──────── DATA EXTRACTS

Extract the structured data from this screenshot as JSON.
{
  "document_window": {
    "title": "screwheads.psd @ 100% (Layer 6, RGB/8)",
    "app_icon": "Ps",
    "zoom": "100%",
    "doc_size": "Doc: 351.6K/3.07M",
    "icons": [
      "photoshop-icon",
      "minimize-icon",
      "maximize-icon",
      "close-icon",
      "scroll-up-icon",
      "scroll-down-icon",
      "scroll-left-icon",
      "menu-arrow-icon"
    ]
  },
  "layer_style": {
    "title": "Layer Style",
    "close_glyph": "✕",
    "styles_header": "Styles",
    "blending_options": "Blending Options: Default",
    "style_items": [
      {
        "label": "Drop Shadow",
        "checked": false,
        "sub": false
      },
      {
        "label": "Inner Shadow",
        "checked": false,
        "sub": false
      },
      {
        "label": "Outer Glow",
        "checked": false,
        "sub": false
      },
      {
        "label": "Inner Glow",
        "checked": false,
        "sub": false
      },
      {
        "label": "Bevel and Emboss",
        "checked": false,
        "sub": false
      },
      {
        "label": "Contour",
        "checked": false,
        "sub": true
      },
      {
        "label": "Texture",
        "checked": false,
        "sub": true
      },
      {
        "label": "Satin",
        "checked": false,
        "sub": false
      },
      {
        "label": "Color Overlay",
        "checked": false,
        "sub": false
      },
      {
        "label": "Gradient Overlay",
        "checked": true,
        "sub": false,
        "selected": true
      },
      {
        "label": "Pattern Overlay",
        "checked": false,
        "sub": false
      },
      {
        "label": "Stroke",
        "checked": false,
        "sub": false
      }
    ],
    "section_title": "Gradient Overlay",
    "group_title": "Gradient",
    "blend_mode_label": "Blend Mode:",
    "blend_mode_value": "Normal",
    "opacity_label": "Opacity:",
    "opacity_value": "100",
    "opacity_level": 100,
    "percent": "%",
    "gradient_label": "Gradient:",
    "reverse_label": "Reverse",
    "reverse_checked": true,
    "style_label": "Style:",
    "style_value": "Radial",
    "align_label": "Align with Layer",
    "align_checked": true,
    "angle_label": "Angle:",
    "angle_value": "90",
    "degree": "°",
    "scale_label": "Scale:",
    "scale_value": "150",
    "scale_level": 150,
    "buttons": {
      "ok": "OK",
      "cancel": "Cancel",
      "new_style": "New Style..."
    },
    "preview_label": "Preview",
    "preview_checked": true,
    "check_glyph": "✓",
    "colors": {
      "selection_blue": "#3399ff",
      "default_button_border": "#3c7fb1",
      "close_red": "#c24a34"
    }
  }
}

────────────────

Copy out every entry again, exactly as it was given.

EXPECTED ANSWER:
Extract the structured data from this screenshot as JSON.
{
  "document_window": {
    "title": "screwheads.psd @ 100% (Layer 6, RGB/8)",
    "app_icon": "Ps",
    "zoom": "100%",
    "doc_size": "Doc: 351.6K/3.07M",
    "icons": [
      "photoshop-icon",
      "minimize-icon",
      "maximize-icon",
      "close-icon",
      "scroll-up-icon",
      "scroll-down-icon",
      "scroll-left-icon",
      "menu-arrow-icon"
    ]
  },
  "layer_style": {
    "title": "Layer Style",
    "close_glyph": "✕",
    "styles_header": "Styles",
    "blending_options": "Blending Options: Default",
    "style_items": [
      {
        "label": "Drop Shadow",
        "checked": false,
        "sub": false
      },
      {
        "label": "Inner Shadow",
        "checked": false,
        "sub": false
      },
      {
        "label": "Outer Glow",
        "checked": false,
        "sub": false
      },
      {
        "label": "Inner Glow",
        "checked": false,
        "sub": false
      },
      {
        "label": "Bevel and Emboss",
        "checked": false,
        "sub": false
      },
      {
        "label": "Contour",
        "checked": false,
        "sub": true
      },
      {
        "label": "Texture",
        "checked": false,
        "sub": true
      },
      {
        "label": "Satin",
        "checked": false,
        "sub": false
      },
      {
        "label": "Color Overlay",
        "checked": false,
        "sub": false
      },
      {
        "label": "Gradient Overlay",
        "checked": true,
        "sub": false,
        "selected": true
      },
      {
        "label": "Pattern Overlay",
        "checked": false,
        "sub": false
      },
      {
        "label": "Stroke",
        "checked": false,
        "sub": false
      }
    ],
    "section_title": "Gradient Overlay",
    "group_title": "Gradient",
    "blend_mode_label": "Blend Mode:",
    "blend_mode_value": "Normal",
    "opacity_label": "Opacity:",
    "opacity_value": "100",
    "opacity_level": 100,
    "percent": "%",
    "gradient_label": "Gradient:",
    "reverse_label": "Reverse",
    "reverse_checked": true,
    "style_label": "Style:",
    "style_value": "Radial",
    "align_label": "Align with Layer",
    "align_checked": true,
    "angle_label": "Angle:",
    "angle_value": "90",
    "degree": "°",
    "scale_label": "Scale:",
    "scale_value": "150",
    "scale_level": 150,
    "buttons": {
      "ok": "OK",
      "cancel": "Cancel",
      "new_style": "New Style..."
    },
    "preview_label": "Preview",
    "preview_checked": true,
    "check_glyph": "✓",
    "colors": {
      "selection_blue": "#3399ff",
      "default_button_border": "#3c7fb1",
      "close_red": "#c24a34"
    }
  }
}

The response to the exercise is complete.